### WHAT YOU WILL DO
Please give back each line of the material unchanged, but without the images.

### THE DATA

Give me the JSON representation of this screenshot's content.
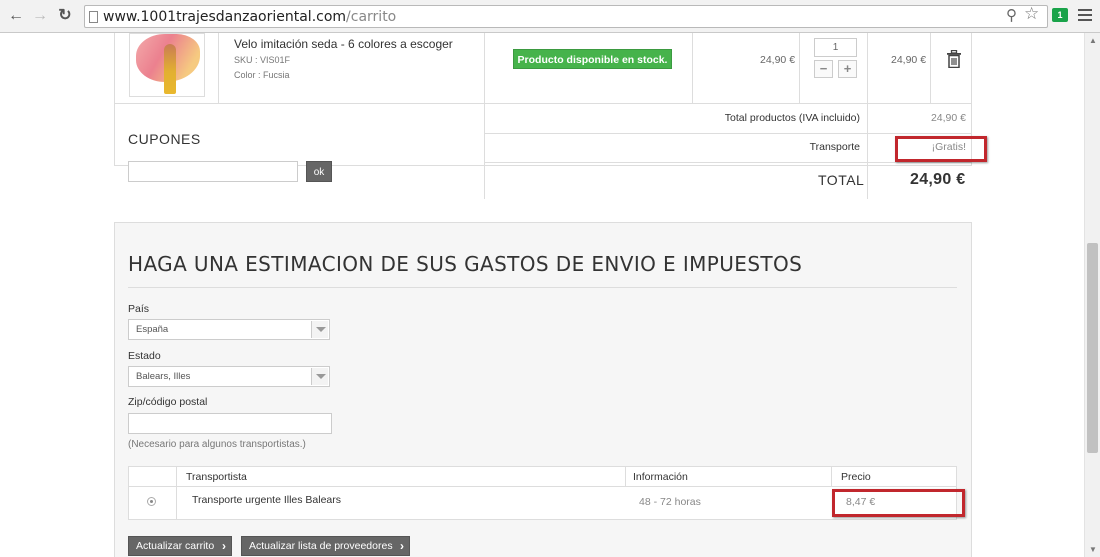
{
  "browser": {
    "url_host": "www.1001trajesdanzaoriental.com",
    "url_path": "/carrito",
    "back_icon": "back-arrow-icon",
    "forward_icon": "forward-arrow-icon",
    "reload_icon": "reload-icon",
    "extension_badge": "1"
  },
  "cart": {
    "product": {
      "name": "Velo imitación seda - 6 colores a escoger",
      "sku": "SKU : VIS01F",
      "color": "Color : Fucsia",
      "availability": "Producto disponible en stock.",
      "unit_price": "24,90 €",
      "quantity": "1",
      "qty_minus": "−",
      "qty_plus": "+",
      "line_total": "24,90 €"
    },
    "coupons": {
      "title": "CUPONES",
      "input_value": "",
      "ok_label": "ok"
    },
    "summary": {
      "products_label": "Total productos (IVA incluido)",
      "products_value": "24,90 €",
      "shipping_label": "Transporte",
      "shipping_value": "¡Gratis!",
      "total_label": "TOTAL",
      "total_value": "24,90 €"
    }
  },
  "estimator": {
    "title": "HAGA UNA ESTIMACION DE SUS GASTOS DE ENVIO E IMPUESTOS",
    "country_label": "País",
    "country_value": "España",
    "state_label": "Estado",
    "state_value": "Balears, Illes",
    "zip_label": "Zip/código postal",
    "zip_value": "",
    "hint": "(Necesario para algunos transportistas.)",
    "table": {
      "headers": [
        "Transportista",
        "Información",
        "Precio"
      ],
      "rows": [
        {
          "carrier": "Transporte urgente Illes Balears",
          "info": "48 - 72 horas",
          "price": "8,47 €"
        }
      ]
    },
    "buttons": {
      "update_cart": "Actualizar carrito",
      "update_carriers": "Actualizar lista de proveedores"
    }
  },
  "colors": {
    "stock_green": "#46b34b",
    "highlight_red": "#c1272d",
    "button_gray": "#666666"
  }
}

### RESULT OF THE TASK
Give me the JSON representation of this screenshot's content.
{
  "browser": {
    "url_host": "www.1001trajesdanzaoriental.com",
    "url_path": "/carrito",
    "back_icon": "back-arrow-icon",
    "forward_icon": "forward-arrow-icon",
    "reload_icon": "reload-icon",
    "extension_badge": "1"
  },
  "cart": {
    "product": {
      "name": "Velo imitación seda - 6 colores a escoger",
      "sku": "SKU : VIS01F",
      "color": "Color : Fucsia",
      "availability": "Producto disponible en stock.",
      "unit_price": "24,90 €",
      "quantity": "1",
      "qty_minus": "−",
      "qty_plus": "+",
      "line_total": "24,90 €"
    },
    "coupons": {
      "title": "CUPONES",
      "input_value": "",
      "ok_label": "ok"
    },
    "summary": {
      "products_label": "Total productos (IVA incluido)",
      "products_value": "24,90 €",
      "shipping_label": "Transporte",
      "shipping_value": "¡Gratis!",
      "total_label": "TOTAL",
      "total_value": "24,90 €"
    }
  },
  "estimator": {
    "title": "HAGA UNA ESTIMACION DE SUS GASTOS DE ENVIO E IMPUESTOS",
    "country_label": "País",
    "country_value": "España",
    "state_label": "Estado",
    "state_value": "Balears, Illes",
    "zip_label": "Zip/código postal",
    "zip_value": "",
    "hint": "(Necesario para algunos transportistas.)",
    "table": {
      "headers": [
        "Transportista",
        "Información",
        "Precio"
      ],
      "rows": [
        {
          "carrier": "Transporte urgente Illes Balears",
          "info": "48 - 72 horas",
          "price": "8,47 €"
        }
      ]
    },
    "buttons": {
      "update_cart": "Actualizar carrito",
      "update_carriers": "Actualizar lista de proveedores"
    }
  },
  "colors": {
    "stock_green": "#46b34b",
    "highlight_red": "#c1272d",
    "button_gray": "#666666"
  }
}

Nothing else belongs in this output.